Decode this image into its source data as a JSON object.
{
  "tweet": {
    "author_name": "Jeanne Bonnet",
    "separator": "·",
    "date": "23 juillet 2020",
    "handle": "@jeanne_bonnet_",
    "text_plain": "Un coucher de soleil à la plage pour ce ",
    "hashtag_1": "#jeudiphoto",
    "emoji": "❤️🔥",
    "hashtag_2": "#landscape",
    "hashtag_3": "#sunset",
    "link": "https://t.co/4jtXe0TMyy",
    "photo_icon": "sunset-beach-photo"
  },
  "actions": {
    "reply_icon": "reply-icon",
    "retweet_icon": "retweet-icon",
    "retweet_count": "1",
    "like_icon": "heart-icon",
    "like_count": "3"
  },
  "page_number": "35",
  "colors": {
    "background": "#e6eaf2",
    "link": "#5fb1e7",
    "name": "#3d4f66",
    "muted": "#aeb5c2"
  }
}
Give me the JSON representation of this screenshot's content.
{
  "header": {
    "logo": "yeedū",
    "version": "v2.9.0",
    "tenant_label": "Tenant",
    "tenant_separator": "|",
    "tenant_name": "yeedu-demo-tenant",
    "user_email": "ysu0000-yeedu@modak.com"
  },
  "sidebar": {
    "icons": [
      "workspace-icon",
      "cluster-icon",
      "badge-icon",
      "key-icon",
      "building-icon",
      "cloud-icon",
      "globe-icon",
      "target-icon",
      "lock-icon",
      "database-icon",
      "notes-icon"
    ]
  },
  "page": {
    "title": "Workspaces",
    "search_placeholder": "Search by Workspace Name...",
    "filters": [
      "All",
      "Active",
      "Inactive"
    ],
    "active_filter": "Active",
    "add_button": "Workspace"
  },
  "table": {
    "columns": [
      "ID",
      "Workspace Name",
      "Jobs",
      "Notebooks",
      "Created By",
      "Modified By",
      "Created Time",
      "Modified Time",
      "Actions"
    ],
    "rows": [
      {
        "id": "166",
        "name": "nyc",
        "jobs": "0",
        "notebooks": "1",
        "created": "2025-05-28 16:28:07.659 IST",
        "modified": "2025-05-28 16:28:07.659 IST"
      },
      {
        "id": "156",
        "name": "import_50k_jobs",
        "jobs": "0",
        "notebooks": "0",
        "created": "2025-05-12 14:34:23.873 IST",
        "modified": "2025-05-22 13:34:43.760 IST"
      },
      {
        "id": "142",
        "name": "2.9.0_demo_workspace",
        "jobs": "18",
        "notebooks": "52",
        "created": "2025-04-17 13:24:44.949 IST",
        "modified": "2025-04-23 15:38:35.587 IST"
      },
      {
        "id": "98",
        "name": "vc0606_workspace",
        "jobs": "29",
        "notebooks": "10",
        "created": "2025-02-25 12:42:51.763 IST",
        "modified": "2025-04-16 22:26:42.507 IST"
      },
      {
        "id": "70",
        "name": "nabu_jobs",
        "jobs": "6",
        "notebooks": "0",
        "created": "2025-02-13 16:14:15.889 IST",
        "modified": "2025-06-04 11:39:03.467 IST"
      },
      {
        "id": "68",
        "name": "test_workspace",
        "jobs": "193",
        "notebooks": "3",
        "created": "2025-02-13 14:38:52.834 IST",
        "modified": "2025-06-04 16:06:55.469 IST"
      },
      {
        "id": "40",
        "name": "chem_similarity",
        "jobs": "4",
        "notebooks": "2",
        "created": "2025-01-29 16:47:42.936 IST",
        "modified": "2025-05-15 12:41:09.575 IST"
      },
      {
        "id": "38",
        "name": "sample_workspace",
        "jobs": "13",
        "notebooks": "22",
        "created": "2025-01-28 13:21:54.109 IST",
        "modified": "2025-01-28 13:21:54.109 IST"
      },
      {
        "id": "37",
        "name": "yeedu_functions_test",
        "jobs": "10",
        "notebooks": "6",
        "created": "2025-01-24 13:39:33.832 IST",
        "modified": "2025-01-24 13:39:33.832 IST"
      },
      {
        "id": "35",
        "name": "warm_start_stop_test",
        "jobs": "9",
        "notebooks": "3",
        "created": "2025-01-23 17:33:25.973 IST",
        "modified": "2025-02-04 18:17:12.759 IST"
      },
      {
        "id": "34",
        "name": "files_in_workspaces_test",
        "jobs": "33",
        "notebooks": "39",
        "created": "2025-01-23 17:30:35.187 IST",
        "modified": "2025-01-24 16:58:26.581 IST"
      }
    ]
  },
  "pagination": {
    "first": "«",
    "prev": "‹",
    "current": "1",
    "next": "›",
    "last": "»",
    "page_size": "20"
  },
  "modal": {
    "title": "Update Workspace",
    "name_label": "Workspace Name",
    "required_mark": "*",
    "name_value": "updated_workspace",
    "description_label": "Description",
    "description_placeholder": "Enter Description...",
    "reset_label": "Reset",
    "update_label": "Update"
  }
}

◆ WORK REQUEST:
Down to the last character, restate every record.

◆ REPLY TO THE EXERCISE:
Decode this image into its source data as a JSON object.
{
  "tweet": {
    "author_name": "Jeanne Bonnet",
    "separator": "·",
    "date": "23 juillet 2020",
    "handle": "@jeanne_bonnet_",
    "text_plain": "Un coucher de soleil à la plage pour ce ",
    "hashtag_1": "#jeudiphoto",
    "emoji": "❤️🔥",
    "hashtag_2": "#landscape",
    "hashtag_3": "#sunset",
    "link": "https://t.co/4jtXe0TMyy",
    "photo_icon": "sunset-beach-photo"
  },
  "actions": {
    "reply_icon": "reply-icon",
    "retweet_icon": "retweet-icon",
    "retweet_count": "1",
    "like_icon": "heart-icon",
    "like_count": "3"
  },
  "page_number": "35",
  "colors": {
    "background": "#e6eaf2",
    "link": "#5fb1e7",
    "name": "#3d4f66",
    "muted": "#aeb5c2"
  }
}
Give me the JSON representation of this screenshot's content.
{
  "header": {
    "logo": "yeedū",
    "version": "v2.9.0",
    "tenant_label": "Tenant",
    "tenant_separator": "|",
    "tenant_name": "yeedu-demo-tenant",
    "user_email": "ysu0000-yeedu@modak.com"
  },
  "sidebar": {
    "icons": [
      "workspace-icon",
      "cluster-icon",
      "badge-icon",
      "key-icon",
      "building-icon",
      "cloud-icon",
      "globe-icon",
      "target-icon",
      "lock-icon",
      "database-icon",
      "notes-icon"
    ]
  },
  "page": {
    "title": "Workspaces",
    "search_placeholder": "Search by Workspace Name...",
    "filters": [
      "All",
      "Active",
      "Inactive"
    ],
    "active_filter": "Active",
    "add_button": "Workspace"
  },
  "table": {
    "columns": [
      "ID",
      "Workspace Name",
      "Jobs",
      "Notebooks",
      "Created By",
      "Modified By",
      "Created Time",
      "Modified Time",
      "Actions"
    ],
    "rows": [
      {
        "id": "166",
        "name": "nyc",
        "jobs": "0",
        "notebooks": "1",
        "created": "2025-05-28 16:28:07.659 IST",
        "modified": "2025-05-28 16:28:07.659 IST"
      },
      {
        "id": "156",
        "name": "import_50k_jobs",
        "jobs": "0",
        "notebooks": "0",
        "created": "2025-05-12 14:34:23.873 IST",
        "modified": "2025-05-22 13:34:43.760 IST"
      },
      {
        "id": "142",
        "name": "2.9.0_demo_workspace",
        "jobs": "18",
        "notebooks": "52",
        "created": "2025-04-17 13:24:44.949 IST",
        "modified": "2025-04-23 15:38:35.587 IST"
      },
      {
        "id": "98",
        "name": "vc0606_workspace",
        "jobs": "29",
        "notebooks": "10",
        "created": "2025-02-25 12:42:51.763 IST",
        "modified": "2025-04-16 22:26:42.507 IST"
      },
      {
        "id": "70",
        "name": "nabu_jobs",
        "jobs": "6",
        "notebooks": "0",
        "created": "2025-02-13 16:14:15.889 IST",
        "modified": "2025-06-04 11:39:03.467 IST"
      },
      {
        "id": "68",
        "name": "test_workspace",
        "jobs": "193",
        "notebooks": "3",
        "created": "2025-02-13 14:38:52.834 IST",
        "modified": "2025-06-04 16:06:55.469 IST"
      },
      {
        "id": "40",
        "name": "chem_similarity",
        "jobs": "4",
        "notebooks": "2",
        "created": "2025-01-29 16:47:42.936 IST",
        "modified": "2025-05-15 12:41:09.575 IST"
      },
      {
        "id": "38",
        "name": "sample_workspace",
        "jobs": "13",
        "notebooks": "22",
        "created": "2025-01-28 13:21:54.109 IST",
        "modified": "2025-01-28 13:21:54.109 IST"
      },
      {
        "id": "37",
        "name": "yeedu_functions_test",
        "jobs": "10",
        "notebooks": "6",
        "created": "2025-01-24 13:39:33.832 IST",
        "modified": "2025-01-24 13:39:33.832 IST"
      },
      {
        "id": "35",
        "name": "warm_start_stop_test",
        "jobs": "9",
        "notebooks": "3",
        "created": "2025-01-23 17:33:25.973 IST",
        "modified": "2025-02-04 18:17:12.759 IST"
      },
      {
        "id": "34",
        "name": "files_in_workspaces_test",
        "jobs": "33",
        "notebooks": "39",
        "created": "2025-01-23 17:30:35.187 IST",
        "modified": "2025-01-24 16:58:26.581 IST"
      }
    ]
  },
  "pagination": {
    "first": "«",
    "prev": "‹",
    "current": "1",
    "next": "›",
    "last": "»",
    "page_size": "20"
  },
  "modal": {
    "title": "Update Workspace",
    "name_label": "Workspace Name",
    "required_mark": "*",
    "name_value": "updated_workspace",
    "description_label": "Description",
    "description_placeholder": "Enter Description...",
    "reset_label": "Reset",
    "update_label": "Update"
  }
}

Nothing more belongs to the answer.